▸ Task to carry out:
State how many lines in the entries below hold the word "modified", with nothing besides the number.

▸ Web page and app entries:
Segment Open
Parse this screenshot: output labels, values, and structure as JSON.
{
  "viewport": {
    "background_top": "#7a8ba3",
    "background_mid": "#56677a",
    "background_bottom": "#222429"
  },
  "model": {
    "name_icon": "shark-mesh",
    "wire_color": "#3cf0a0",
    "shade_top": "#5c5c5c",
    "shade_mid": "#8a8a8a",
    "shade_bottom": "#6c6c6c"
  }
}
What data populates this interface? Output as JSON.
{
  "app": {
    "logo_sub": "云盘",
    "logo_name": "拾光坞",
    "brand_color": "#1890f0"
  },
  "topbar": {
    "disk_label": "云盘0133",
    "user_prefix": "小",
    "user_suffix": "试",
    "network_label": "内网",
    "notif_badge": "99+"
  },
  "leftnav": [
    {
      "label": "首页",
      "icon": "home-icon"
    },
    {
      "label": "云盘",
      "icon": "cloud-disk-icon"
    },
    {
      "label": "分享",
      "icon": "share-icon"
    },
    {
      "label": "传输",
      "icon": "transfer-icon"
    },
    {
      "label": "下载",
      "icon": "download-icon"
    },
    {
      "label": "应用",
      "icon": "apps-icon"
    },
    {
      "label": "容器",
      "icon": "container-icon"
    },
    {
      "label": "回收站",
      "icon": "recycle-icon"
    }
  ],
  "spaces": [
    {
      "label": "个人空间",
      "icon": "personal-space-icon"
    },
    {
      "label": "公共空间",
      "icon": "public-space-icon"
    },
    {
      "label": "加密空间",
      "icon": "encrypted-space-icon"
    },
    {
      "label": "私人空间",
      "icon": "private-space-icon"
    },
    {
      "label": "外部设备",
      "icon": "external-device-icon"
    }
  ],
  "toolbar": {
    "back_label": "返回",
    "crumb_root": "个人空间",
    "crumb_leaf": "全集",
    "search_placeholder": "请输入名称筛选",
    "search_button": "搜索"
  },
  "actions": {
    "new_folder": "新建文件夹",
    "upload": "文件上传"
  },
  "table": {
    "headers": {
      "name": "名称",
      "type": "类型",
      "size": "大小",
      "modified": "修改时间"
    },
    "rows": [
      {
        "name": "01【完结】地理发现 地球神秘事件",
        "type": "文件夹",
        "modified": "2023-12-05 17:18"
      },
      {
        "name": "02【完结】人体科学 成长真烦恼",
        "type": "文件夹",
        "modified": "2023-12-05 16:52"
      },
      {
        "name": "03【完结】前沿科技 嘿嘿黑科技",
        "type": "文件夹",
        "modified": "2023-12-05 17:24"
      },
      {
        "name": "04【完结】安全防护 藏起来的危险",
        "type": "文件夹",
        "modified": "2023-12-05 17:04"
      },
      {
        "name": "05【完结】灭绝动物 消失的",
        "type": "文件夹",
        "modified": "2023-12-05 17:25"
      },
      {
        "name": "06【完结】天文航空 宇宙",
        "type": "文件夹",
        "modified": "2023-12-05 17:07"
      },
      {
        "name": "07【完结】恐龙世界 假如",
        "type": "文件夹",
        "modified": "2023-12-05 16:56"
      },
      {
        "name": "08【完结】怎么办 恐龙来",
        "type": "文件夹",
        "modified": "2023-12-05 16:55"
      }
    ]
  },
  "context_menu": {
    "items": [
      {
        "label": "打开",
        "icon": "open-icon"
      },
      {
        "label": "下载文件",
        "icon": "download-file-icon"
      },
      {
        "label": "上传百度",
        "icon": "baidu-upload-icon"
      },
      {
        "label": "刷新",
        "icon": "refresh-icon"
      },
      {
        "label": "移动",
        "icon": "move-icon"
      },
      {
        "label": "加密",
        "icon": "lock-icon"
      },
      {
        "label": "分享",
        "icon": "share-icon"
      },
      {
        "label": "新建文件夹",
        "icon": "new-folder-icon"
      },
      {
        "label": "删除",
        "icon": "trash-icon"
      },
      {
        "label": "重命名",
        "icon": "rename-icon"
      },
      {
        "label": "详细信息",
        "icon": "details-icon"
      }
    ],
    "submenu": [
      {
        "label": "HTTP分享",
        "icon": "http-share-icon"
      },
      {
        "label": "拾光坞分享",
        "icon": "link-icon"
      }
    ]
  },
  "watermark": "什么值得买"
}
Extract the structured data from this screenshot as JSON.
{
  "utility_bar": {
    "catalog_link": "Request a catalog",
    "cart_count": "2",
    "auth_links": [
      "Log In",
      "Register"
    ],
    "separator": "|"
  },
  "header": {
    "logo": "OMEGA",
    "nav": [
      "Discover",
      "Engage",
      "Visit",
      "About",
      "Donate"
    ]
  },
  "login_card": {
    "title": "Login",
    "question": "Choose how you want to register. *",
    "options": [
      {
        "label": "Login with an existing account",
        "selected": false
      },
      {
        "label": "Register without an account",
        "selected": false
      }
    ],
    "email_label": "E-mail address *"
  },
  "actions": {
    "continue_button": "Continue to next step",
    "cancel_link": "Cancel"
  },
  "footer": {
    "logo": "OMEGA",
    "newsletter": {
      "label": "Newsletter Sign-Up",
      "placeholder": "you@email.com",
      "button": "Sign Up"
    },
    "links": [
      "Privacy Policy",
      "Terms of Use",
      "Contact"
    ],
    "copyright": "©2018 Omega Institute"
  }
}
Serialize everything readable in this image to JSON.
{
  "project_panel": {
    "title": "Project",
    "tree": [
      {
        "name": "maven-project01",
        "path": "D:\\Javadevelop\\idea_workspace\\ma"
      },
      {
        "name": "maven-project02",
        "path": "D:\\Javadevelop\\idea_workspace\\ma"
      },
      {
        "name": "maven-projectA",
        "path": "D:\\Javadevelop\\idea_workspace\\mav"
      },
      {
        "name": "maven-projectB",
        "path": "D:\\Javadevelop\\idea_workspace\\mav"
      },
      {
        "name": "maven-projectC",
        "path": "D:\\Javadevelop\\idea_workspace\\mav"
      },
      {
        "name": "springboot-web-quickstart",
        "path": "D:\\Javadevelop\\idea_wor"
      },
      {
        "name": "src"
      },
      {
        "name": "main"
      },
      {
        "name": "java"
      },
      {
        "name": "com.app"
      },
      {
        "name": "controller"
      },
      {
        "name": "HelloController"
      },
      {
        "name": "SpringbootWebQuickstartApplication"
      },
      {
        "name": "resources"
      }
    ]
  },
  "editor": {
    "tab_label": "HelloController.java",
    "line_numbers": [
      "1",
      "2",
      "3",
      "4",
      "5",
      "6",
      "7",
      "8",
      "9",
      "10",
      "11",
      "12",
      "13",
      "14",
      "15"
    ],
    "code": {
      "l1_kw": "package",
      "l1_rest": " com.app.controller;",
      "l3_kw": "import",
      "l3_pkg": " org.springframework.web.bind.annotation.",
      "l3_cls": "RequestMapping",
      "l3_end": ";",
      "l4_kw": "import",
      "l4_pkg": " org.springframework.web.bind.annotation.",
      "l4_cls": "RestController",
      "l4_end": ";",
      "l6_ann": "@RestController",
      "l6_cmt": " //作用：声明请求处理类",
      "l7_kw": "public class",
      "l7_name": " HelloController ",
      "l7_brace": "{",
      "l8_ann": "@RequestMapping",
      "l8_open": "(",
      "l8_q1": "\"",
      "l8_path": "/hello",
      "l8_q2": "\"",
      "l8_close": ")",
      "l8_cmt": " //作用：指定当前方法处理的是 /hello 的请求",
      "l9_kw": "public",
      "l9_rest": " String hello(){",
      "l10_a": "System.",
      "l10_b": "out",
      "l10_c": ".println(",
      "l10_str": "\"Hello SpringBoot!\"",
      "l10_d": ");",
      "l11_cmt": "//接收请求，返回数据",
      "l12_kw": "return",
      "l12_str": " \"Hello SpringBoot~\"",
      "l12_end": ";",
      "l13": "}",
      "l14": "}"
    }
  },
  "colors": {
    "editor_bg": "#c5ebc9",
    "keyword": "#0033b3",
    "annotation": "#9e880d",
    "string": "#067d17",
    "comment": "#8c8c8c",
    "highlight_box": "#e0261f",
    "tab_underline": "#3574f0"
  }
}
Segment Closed
▸ Reply:
9